So, is it good? Yes.
Alright, moving on.
(sounds of scuffling)
Barbra Dillon, editor extraordinaire: Seriously? No mention of the setting? The characters? The writing? The story? Ben, if you don’t get me something I can use here, you’re fired!
Ben Rhodes: Ok! Ok! Watch where you’re pointing that thing! I’ll explain everything.
So, in the order mandated to me by my sweet and charming boss, I will address the setting first. This is a novel set in the spaces between the historical facts regarding the Mongol invasion of Europe. Technically, an alternate history, the story follows a group of knights who travel on a great quest to attempt to halt the Mongol horde. We also follow the goings on in the Mongol court, to lend accuracy and humanize the apparent villains. The book offers an unflinching account of the filth and depravity in the year 1241.
The characters all give the impression that they are well-rounded. There are a few that we never get too close to, but there are small details that show up here and there which reveal a great deal of thought. I don’t want to get too spoilery, but one of the things I most enjoyed about this was the opportunity to see excellent writers introduce characters from totally separate worlds.

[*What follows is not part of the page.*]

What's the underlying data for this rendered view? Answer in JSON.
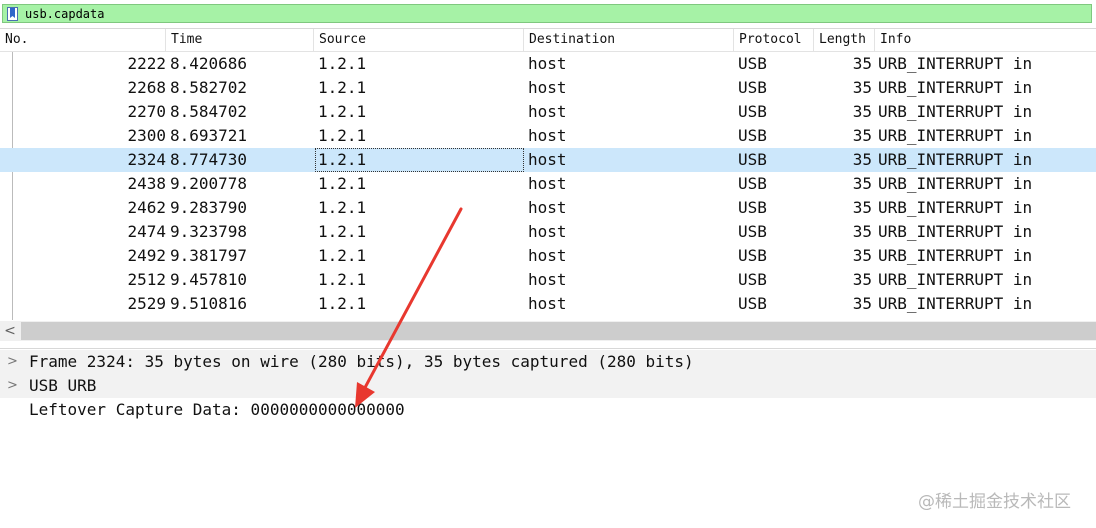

The writing is clean and easy to get into. There are, perhaps, two passages in the entire book that were difficult to follow, when I was reading way past my bedtime. Overall, this is a terrifically engaging book that pulled me along at least as quickly as The Hunger Games. I finished the book in roughly five days, despite the fact that I kept my daily allotment of video games, TV, and my day job.
The story is a nice, straight forward, action-type quest. Think Lord of the Rings without all that pesky fantasy. Group A tries to walk and ride from here to there. Along the way, interesting things happen.
MINOR SPOILERS, like back of the book type spoilers, in the next paragraph.
In this case, group A is an order of knights who are, perhaps, the best fighters of the European style. “Here” is Europe, and “there” is the seat of the Mongolian Empire. “Why” is to assassinate the most powerful man in the world. “Along the way” is a tremendously good read.
So, why does it take a metric ton of writers to write one normal-sized volume in a normal-sized series? There are two reasons. The first is the tremendous amount of detail that goes into the history here, especially with the fights. The driving force behind this book was the desire to (perhaps, for the first time ever,) get the martial arts exactly right. The authors here all regularly practiced sword fighting, and decided that it was time to accurately describe the art in a book. So, every fight is painstakingly worked out, and refined, and practiced, and broken down, and…you get the picture. The second reason there are so many authors is the incredible pace that progress on this book takes.
This book does not follow the traditional publishing route. Or, perhaps, it follows a more traditional publishing route. The Mongoliad: Book One is the bound collection of the first set of chapters in a serialized online novel. Generally, once a week, a new chapter is released. These are available on various Android and iDevices, as well as at the website. This is something that I didn’t know until I finished the book. I don’t imagine that an audience that reads a lot of comics would be interested in a novel that is released a chapter at a time, but the volume I read (a textual novel if you will) was a great way to enjoy the story. Now, I have to decide if I want to cough up for a subscription to the digital version.
Five frighteningly accurate historical sword fights out of five.